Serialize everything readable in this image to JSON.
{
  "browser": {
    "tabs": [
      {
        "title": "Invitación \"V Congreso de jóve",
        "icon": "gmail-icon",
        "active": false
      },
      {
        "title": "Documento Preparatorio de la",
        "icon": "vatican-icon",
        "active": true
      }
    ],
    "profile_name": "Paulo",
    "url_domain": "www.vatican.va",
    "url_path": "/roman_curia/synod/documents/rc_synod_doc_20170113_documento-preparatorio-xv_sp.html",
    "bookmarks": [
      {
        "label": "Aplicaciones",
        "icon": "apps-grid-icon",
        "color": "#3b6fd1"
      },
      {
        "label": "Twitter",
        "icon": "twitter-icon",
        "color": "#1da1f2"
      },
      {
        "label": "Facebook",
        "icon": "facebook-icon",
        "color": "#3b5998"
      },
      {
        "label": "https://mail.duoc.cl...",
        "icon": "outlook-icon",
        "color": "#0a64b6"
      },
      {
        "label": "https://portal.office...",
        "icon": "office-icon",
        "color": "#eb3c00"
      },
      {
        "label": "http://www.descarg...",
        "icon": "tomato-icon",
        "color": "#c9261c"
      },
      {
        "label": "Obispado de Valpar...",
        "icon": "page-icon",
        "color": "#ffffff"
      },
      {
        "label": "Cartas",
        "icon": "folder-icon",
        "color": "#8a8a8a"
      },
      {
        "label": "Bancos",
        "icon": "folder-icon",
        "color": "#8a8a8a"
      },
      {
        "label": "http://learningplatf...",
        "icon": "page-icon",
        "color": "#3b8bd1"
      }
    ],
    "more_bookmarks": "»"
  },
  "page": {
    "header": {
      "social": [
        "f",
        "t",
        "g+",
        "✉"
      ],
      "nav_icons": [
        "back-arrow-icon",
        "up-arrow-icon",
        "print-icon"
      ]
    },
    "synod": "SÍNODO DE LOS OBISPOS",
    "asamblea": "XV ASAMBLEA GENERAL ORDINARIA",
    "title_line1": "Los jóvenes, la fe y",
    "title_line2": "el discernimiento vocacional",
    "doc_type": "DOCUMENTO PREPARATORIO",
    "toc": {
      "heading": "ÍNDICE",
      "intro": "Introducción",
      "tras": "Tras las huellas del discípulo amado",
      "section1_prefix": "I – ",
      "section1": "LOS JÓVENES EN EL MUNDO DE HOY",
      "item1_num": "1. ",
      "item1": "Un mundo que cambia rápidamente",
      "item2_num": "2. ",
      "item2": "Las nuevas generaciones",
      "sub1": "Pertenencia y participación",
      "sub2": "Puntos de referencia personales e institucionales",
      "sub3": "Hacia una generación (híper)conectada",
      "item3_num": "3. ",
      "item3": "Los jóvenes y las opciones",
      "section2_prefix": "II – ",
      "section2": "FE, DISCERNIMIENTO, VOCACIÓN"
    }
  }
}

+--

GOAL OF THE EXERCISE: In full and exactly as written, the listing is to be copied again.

ANSWER BOX:
Serialize everything readable in this image to JSON.
{
  "browser": {
    "tabs": [
      {
        "title": "Invitación \"V Congreso de jóve",
        "icon": "gmail-icon",
        "active": false
      },
      {
        "title": "Documento Preparatorio de la",
        "icon": "vatican-icon",
        "active": true
      }
    ],
    "profile_name": "Paulo",
    "url_domain": "www.vatican.va",
    "url_path": "/roman_curia/synod/documents/rc_synod_doc_20170113_documento-preparatorio-xv_sp.html",
    "bookmarks": [
      {
        "label": "Aplicaciones",
        "icon": "apps-grid-icon",
        "color": "#3b6fd1"
      },
      {
        "label": "Twitter",
        "icon": "twitter-icon",
        "color": "#1da1f2"
      },
      {
        "label": "Facebook",
        "icon": "facebook-icon",
        "color": "#3b5998"
      },
      {
        "label": "https://mail.duoc.cl...",
        "icon": "outlook-icon",
        "color": "#0a64b6"
      },
      {
        "label": "https://portal.office...",
        "icon": "office-icon",
        "color": "#eb3c00"
      },
      {
        "label": "http://www.descarg...",
        "icon": "tomato-icon",
        "color": "#c9261c"
      },
      {
        "label": "Obispado de Valpar...",
        "icon": "page-icon",
        "color": "#ffffff"
      },
      {
        "label": "Cartas",
        "icon": "folder-icon",
        "color": "#8a8a8a"
      },
      {
        "label": "Bancos",
        "icon": "folder-icon",
        "color": "#8a8a8a"
      },
      {
        "label": "http://learningplatf...",
        "icon": "page-icon",
        "color": "#3b8bd1"
      }
    ],
    "more_bookmarks": "»"
  },
  "page": {
    "header": {
      "social": [
        "f",
        "t",
        "g+",
        "✉"
      ],
      "nav_icons": [
        "back-arrow-icon",
        "up-arrow-icon",
        "print-icon"
      ]
    },
    "synod": "SÍNODO DE LOS OBISPOS",
    "asamblea": "XV ASAMBLEA GENERAL ORDINARIA",
    "title_line1": "Los jóvenes, la fe y",
    "title_line2": "el discernimiento vocacional",
    "doc_type": "DOCUMENTO PREPARATORIO",
    "toc": {
      "heading": "ÍNDICE",
      "intro": "Introducción",
      "tras": "Tras las huellas del discípulo amado",
      "section1_prefix": "I – ",
      "section1": "LOS JÓVENES EN EL MUNDO DE HOY",
      "item1_num": "1. ",
      "item1": "Un mundo que cambia rápidamente",
      "item2_num": "2. ",
      "item2": "Las nuevas generaciones",
      "sub1": "Pertenencia y participación",
      "sub2": "Puntos de referencia personales e institucionales",
      "sub3": "Hacia una generación (híper)conectada",
      "item3_num": "3. ",
      "item3": "Los jóvenes y las opciones",
      "section2_prefix": "II – ",
      "section2": "FE, DISCERNIMIENTO, VOCACIÓN"
    }
  }
}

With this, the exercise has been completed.